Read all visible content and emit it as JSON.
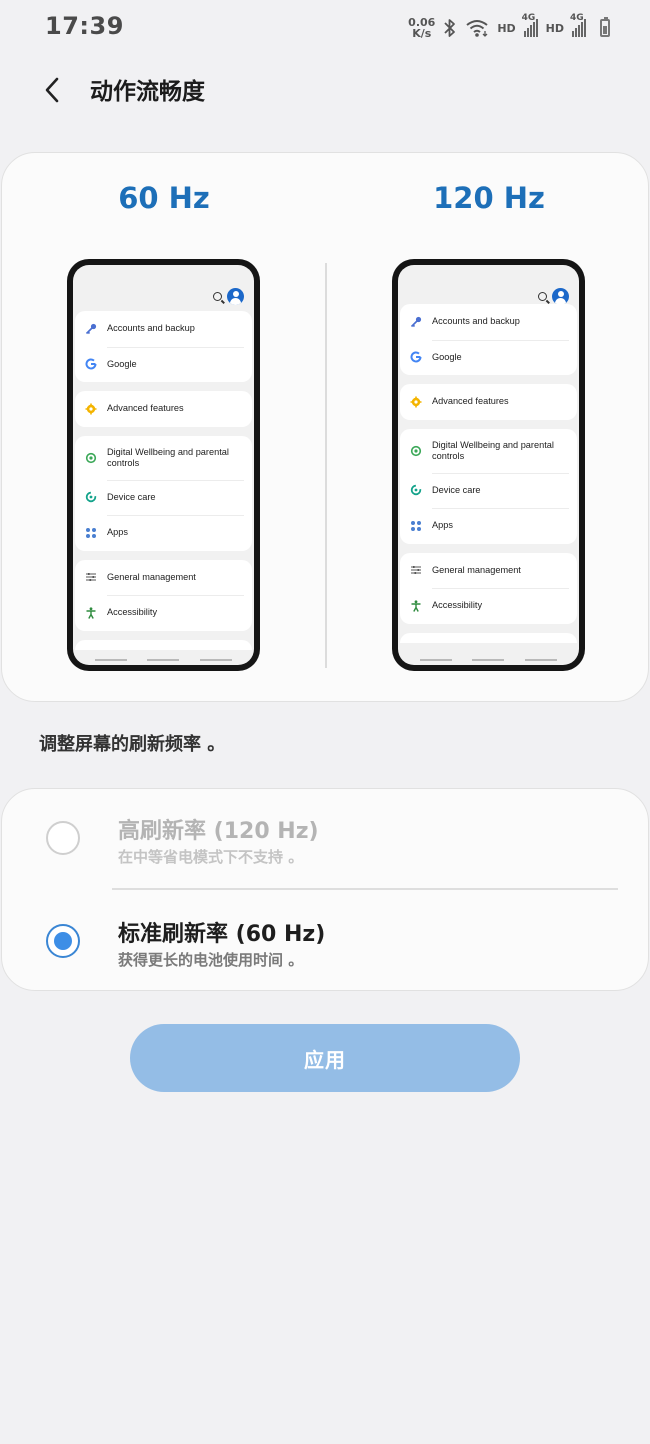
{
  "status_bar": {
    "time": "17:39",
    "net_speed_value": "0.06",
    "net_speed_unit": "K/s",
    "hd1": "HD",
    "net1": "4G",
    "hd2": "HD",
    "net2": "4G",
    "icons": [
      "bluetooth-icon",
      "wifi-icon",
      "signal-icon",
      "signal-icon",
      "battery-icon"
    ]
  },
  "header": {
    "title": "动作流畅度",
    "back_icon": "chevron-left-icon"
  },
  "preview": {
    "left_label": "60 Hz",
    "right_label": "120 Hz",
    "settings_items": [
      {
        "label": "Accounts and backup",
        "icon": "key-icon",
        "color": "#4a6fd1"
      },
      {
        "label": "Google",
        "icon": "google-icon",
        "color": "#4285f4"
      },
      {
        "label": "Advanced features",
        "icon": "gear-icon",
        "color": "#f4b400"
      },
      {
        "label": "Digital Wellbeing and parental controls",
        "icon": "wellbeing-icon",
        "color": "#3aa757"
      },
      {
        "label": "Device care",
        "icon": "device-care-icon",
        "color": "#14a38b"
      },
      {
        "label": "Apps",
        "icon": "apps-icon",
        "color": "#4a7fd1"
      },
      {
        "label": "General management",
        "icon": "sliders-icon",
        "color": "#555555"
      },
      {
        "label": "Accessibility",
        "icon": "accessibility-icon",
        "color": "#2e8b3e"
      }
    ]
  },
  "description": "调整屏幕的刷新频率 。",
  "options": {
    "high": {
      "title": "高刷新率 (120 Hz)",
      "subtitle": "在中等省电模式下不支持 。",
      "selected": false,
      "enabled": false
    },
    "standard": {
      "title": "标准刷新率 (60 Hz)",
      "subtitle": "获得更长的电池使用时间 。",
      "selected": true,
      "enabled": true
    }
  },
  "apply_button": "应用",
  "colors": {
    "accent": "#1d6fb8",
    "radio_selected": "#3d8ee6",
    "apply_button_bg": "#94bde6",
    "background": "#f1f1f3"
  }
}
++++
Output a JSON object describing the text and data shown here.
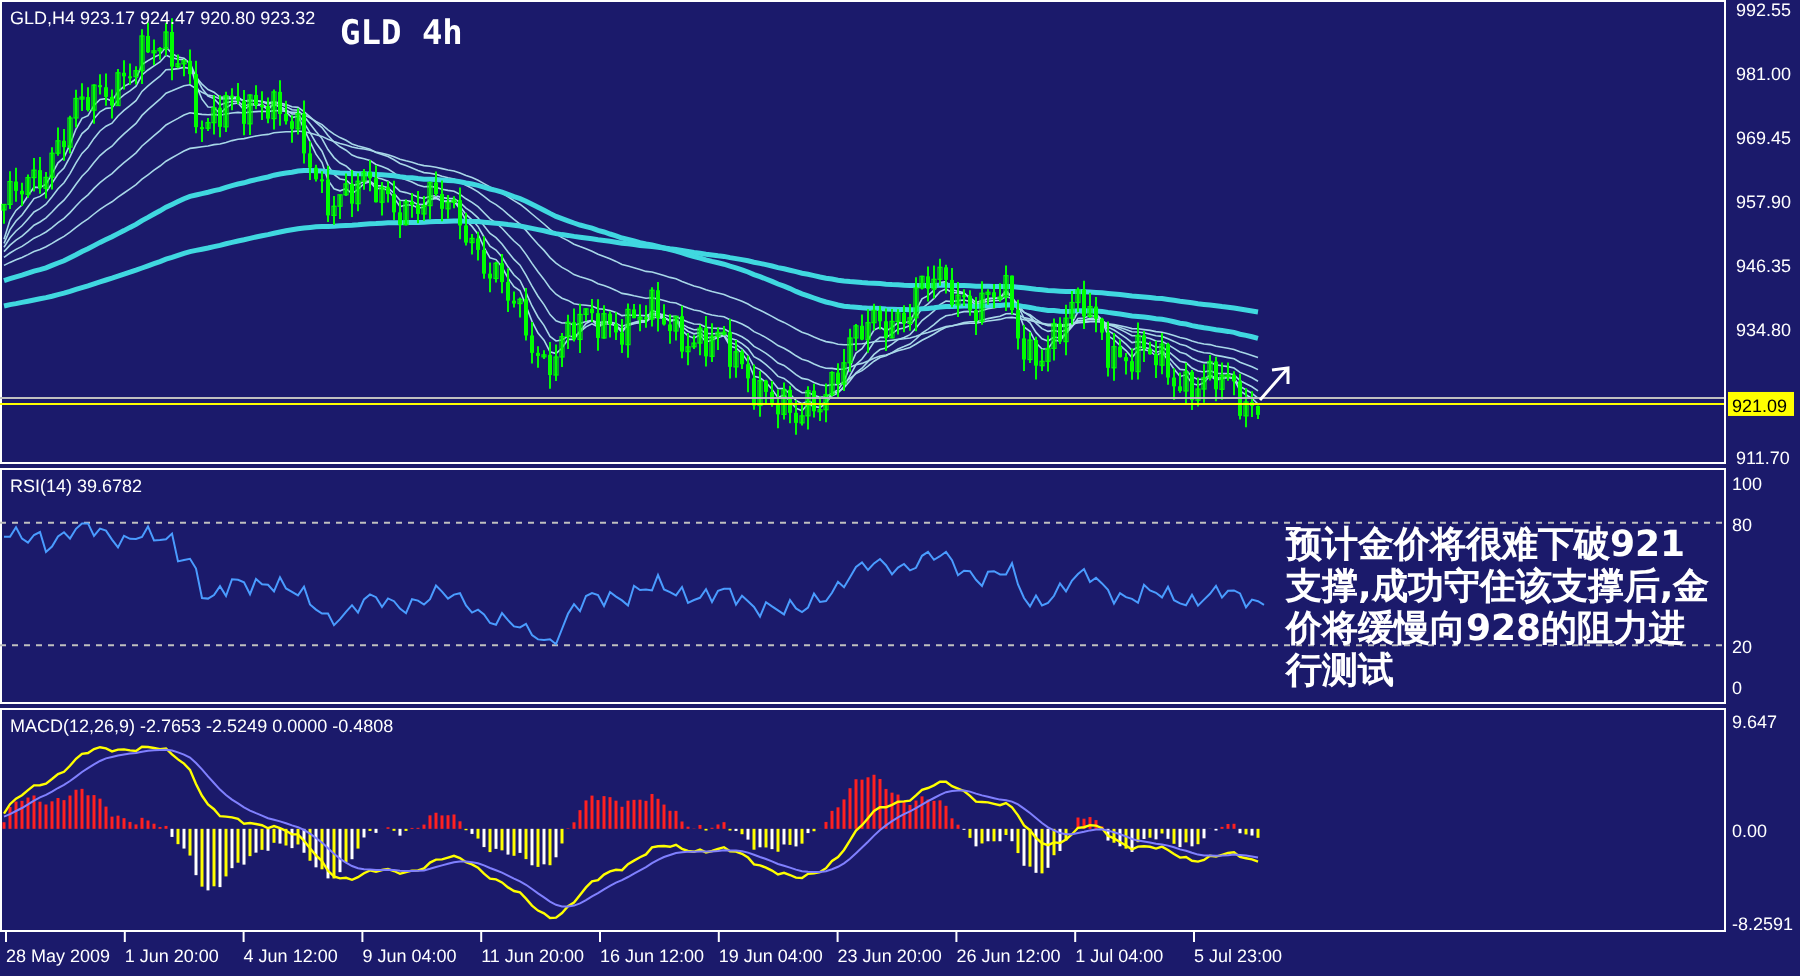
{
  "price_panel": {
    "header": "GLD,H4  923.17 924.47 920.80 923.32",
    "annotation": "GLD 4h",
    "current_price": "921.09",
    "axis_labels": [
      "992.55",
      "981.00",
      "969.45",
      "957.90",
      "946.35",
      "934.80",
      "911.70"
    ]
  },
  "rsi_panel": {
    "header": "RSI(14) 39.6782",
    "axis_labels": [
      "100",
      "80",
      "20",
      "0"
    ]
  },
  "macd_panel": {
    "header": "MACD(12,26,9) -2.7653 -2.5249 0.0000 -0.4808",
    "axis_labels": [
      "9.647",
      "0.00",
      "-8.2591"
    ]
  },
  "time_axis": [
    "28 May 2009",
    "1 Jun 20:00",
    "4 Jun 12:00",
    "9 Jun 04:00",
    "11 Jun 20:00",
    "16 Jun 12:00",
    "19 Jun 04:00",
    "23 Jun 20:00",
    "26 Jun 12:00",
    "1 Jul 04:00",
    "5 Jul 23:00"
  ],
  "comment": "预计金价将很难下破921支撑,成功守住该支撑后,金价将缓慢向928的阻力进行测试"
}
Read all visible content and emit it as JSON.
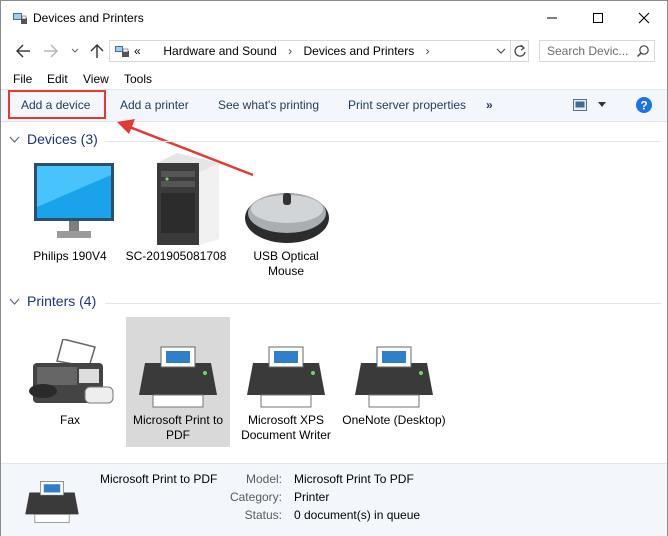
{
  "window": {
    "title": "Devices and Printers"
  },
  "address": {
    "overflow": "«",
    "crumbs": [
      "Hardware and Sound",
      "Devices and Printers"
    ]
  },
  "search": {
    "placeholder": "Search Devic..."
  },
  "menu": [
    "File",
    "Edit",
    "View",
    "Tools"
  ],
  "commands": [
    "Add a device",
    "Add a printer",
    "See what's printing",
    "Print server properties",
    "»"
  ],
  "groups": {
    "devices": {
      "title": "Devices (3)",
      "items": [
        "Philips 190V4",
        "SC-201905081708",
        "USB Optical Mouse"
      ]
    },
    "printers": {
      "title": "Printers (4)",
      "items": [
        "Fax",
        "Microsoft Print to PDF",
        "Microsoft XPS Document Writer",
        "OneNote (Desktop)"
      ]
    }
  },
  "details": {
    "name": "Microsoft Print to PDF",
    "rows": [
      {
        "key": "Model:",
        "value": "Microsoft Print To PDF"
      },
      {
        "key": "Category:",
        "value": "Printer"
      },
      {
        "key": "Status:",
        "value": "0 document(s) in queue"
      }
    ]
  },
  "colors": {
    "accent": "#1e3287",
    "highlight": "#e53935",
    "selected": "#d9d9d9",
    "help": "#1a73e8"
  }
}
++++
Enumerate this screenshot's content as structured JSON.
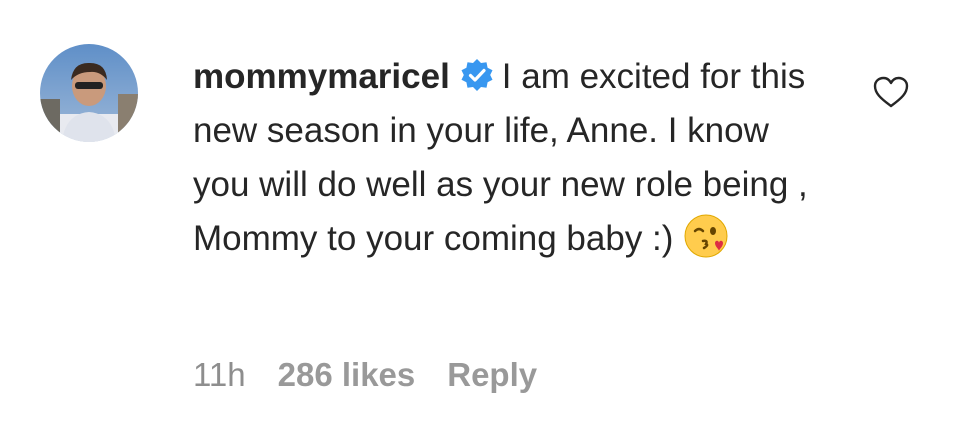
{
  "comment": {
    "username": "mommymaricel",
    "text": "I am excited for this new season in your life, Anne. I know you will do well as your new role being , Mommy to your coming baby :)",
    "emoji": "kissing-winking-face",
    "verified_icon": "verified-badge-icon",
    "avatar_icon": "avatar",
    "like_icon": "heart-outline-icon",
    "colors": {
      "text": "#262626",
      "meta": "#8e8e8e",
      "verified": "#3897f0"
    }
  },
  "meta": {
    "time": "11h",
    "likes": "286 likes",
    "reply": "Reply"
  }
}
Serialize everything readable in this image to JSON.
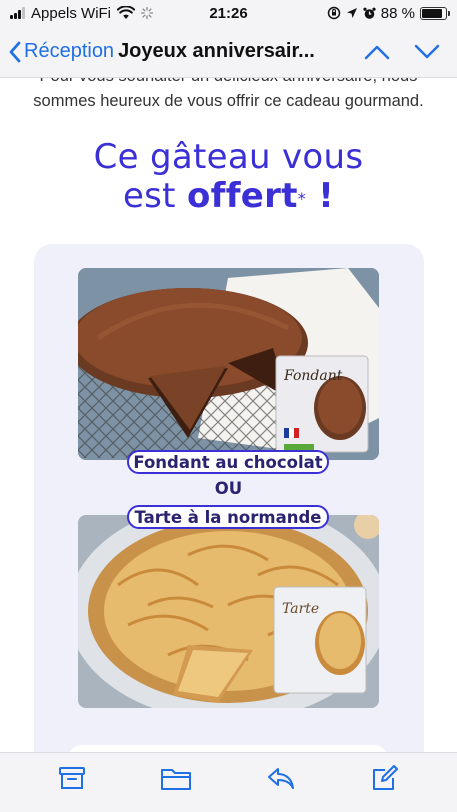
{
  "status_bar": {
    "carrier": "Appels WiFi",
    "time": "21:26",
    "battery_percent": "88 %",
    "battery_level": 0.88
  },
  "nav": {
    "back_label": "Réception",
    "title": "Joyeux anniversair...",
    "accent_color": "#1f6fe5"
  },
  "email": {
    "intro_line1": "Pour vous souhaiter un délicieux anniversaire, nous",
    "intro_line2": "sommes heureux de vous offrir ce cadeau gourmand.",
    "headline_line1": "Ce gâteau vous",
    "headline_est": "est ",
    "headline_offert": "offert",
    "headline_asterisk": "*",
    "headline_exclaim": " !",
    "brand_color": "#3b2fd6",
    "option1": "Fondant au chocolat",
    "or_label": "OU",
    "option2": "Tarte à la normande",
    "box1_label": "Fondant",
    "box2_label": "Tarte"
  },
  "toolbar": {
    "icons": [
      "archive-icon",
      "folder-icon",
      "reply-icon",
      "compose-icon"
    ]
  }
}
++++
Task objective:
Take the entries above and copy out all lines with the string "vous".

Written answer:
    "intro_line1": "Pour vous souhaiter un délicieux anniversaire, nous",
    "intro_line2": "sommes heureux de vous offrir ce cadeau gourmand.",
    "headline_line1": "Ce gâteau vous",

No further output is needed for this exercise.